**WHAT IS REQUIRED:** Without including any picture, return the complete set of records exactly.

**GIVEN DATA:**
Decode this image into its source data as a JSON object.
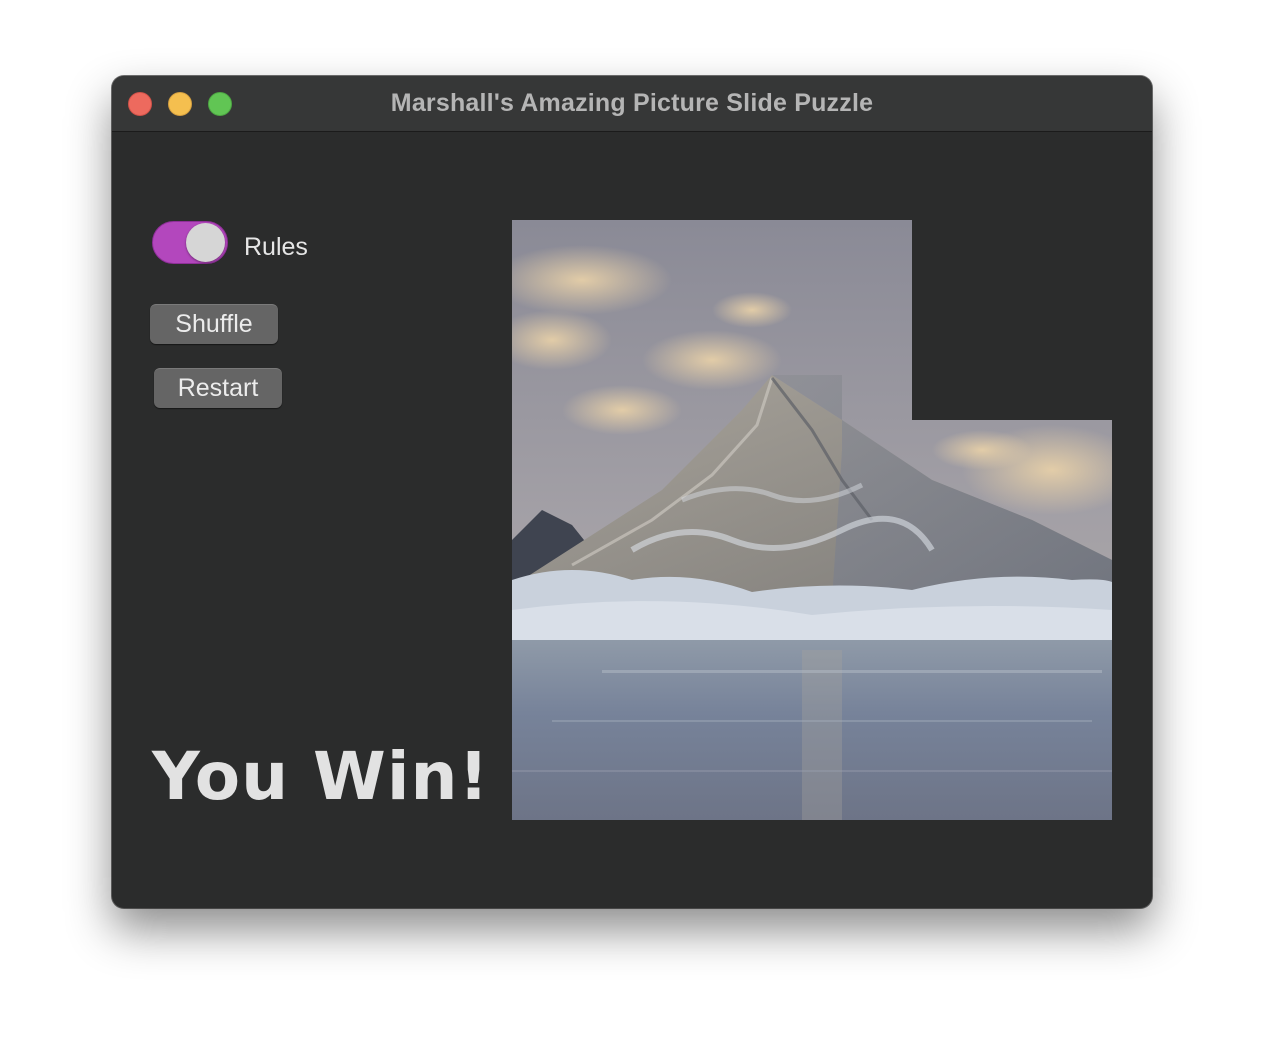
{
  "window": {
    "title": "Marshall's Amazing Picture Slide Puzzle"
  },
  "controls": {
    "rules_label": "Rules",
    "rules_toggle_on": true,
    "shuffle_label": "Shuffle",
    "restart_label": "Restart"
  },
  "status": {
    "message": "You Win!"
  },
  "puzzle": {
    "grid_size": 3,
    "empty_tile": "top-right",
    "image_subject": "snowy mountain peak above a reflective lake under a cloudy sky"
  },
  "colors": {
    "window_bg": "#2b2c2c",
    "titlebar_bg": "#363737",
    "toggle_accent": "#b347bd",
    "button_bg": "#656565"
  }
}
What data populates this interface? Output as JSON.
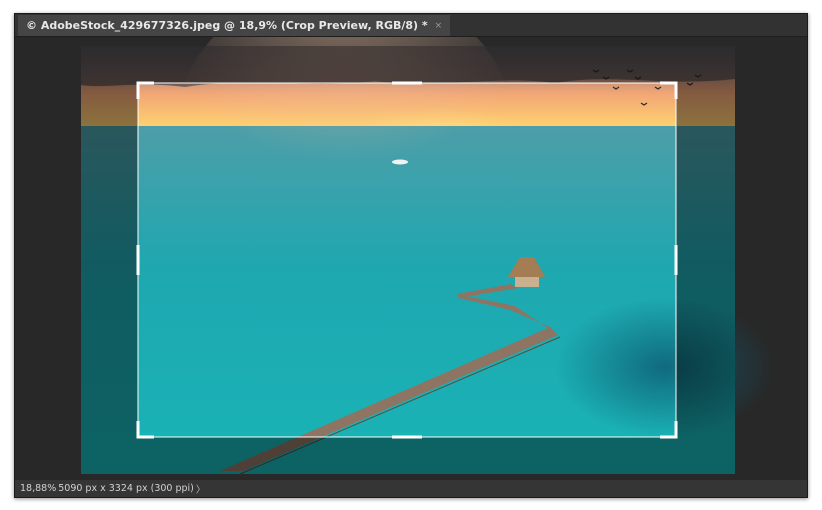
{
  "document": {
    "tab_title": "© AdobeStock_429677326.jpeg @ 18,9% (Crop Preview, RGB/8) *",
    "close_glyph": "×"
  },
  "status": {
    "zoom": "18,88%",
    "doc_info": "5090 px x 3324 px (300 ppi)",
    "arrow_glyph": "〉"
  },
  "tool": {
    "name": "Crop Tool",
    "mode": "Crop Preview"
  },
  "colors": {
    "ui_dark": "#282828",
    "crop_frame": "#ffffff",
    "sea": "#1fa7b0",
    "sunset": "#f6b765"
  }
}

**TASK RESPONSE:**
Decode this image into its source data as a JSON object.
{
  "window": {
    "title": "Marshall's Amazing Picture Slide Puzzle"
  },
  "controls": {
    "rules_label": "Rules",
    "rules_toggle_on": true,
    "shuffle_label": "Shuffle",
    "restart_label": "Restart"
  },
  "status": {
    "message": "You Win!"
  },
  "puzzle": {
    "grid_size": 3,
    "empty_tile": "top-right",
    "image_subject": "snowy mountain peak above a reflective lake under a cloudy sky"
  },
  "colors": {
    "window_bg": "#2b2c2c",
    "titlebar_bg": "#363737",
    "toggle_accent": "#b347bd",
    "button_bg": "#656565"
  }
}
What data populates this interface? Output as JSON.
{
  "document": {
    "tab_title": "© AdobeStock_429677326.jpeg @ 18,9% (Crop Preview, RGB/8) *",
    "close_glyph": "×"
  },
  "status": {
    "zoom": "18,88%",
    "doc_info": "5090 px x 3324 px (300 ppi)",
    "arrow_glyph": "〉"
  },
  "tool": {
    "name": "Crop Tool",
    "mode": "Crop Preview"
  },
  "colors": {
    "ui_dark": "#282828",
    "crop_frame": "#ffffff",
    "sea": "#1fa7b0",
    "sunset": "#f6b765"
  }
}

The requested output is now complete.